Case fatality rates (CFRs) are calculated by dividing the number of deaths from a given disease by the total number of cases of the disease. For example, if there are 2 deaths out of 100 cases, we would say that the CFR is 2%. Obviously, both the numerator (the number of deaths) and the denominator (the number of cases) are important in calculating the CFR.
The number of deaths is relatively easy to determine, assuming that you have a reasonable assay for the disease of interest. However, when it comes to influenza CFRs, we are often told that we can’t be sure of what the denominator is because we are missing mild cases. Hence, we are told that the disease is probably much less lethal than it appears because there are probably many more mild cases which have not been counted. If they were, the denominator would be larger and the CFR would thus be lower.
The claim for missing mild cases has been made for the new H1N1 virus. Is there any evidence that this is so? The only “data” presented to support this contention are some phone surveys asking people if they had respiratory symptoms during the Spring. Well, I did. I have allergies. So do a lot of other people. Without testing, there is no reason to believe that mild respiratory symptoms represent a dose of swine flu. The people who are contacted in these phone surveys did not complain to their physicians of their symptoms. Hence, they aren’t “cases”.
Several carefully controlled studies with ferrets showed that the new H1N1 virus causes more severe symptoms than seasonal flu. Hence, there is no reason to believe that a person infected with the new H1N1 virus is less likely to come to the attention of a physician than a person with seasonal flu.
When policy and advice is given on the basis of CFR, we are comparing the relative effects of the new H1N1 with respect to seasonal or past pandemic flu strains. To do this, we do not need to identify every single person who has been infected with the new virus. We just need to calculate the ratio of the people with clinically obvious disease who die. This is how the CFRs were calculated for seasonal flu and for past pandemics. During the Spanish influenza, no-one was doing seroprevalance studies or knocking on people’s doors to see if they had mild symptoms. They counted the number of people who came to the attention of doctors, counted how many died, and divided the latter by the former.
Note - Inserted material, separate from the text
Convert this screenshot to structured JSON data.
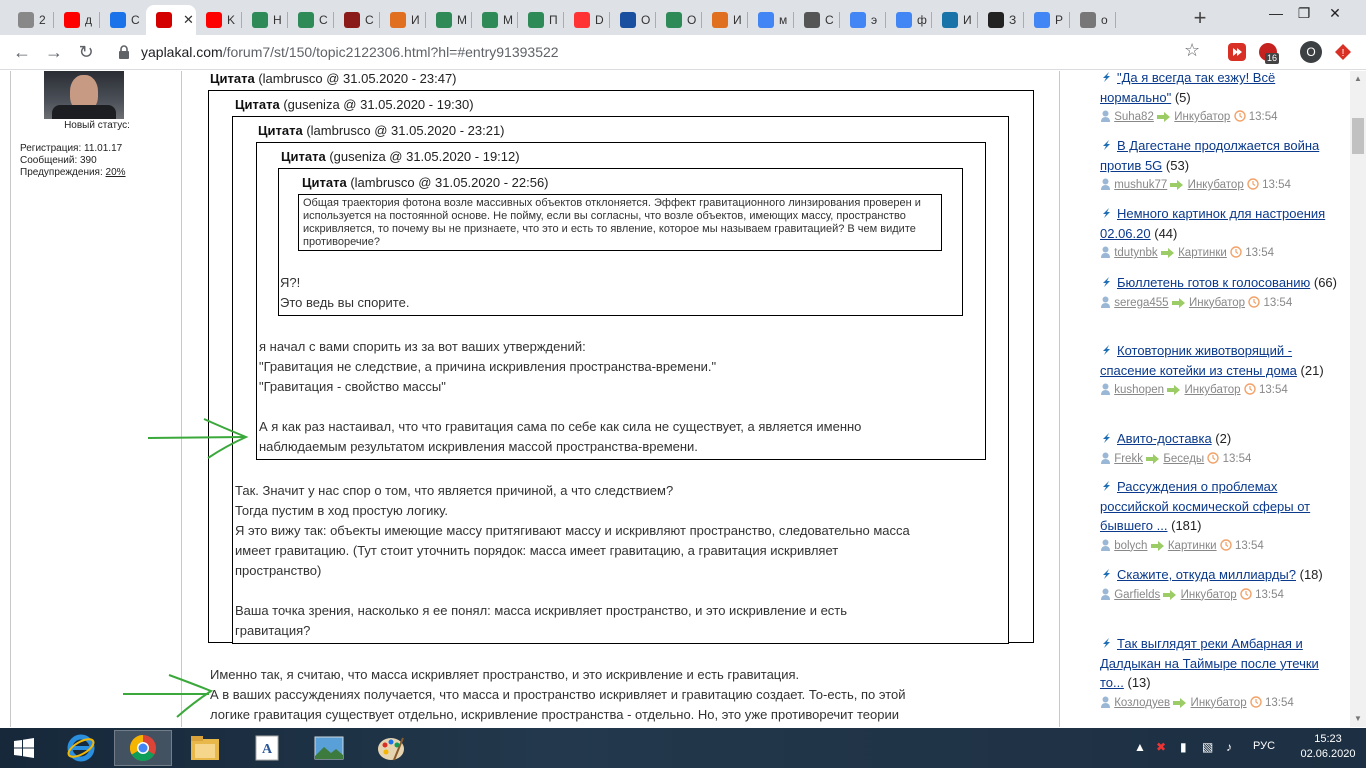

If anything, we are likely understating the current CFR with respect to the 1918 flu because we are more likely to identify mild cases. People today are far more likely to go to a doctor and complain about their symptoms than in 1918, in my opinion.
If seroprevalence results were released, would we find some cases that had not been identified based on clinical symptoms? Almost certainly we would find some. It is equally likely that some deaths have also been missed. However, we do not need perfect information to compare the effects of the new H1N1 virus with previous pandemic viruses. When we apply the same methods that doctors and researchers used back then, the answer is clear.
Without mitigation, this virus will cause a severe 1918-type pandemic.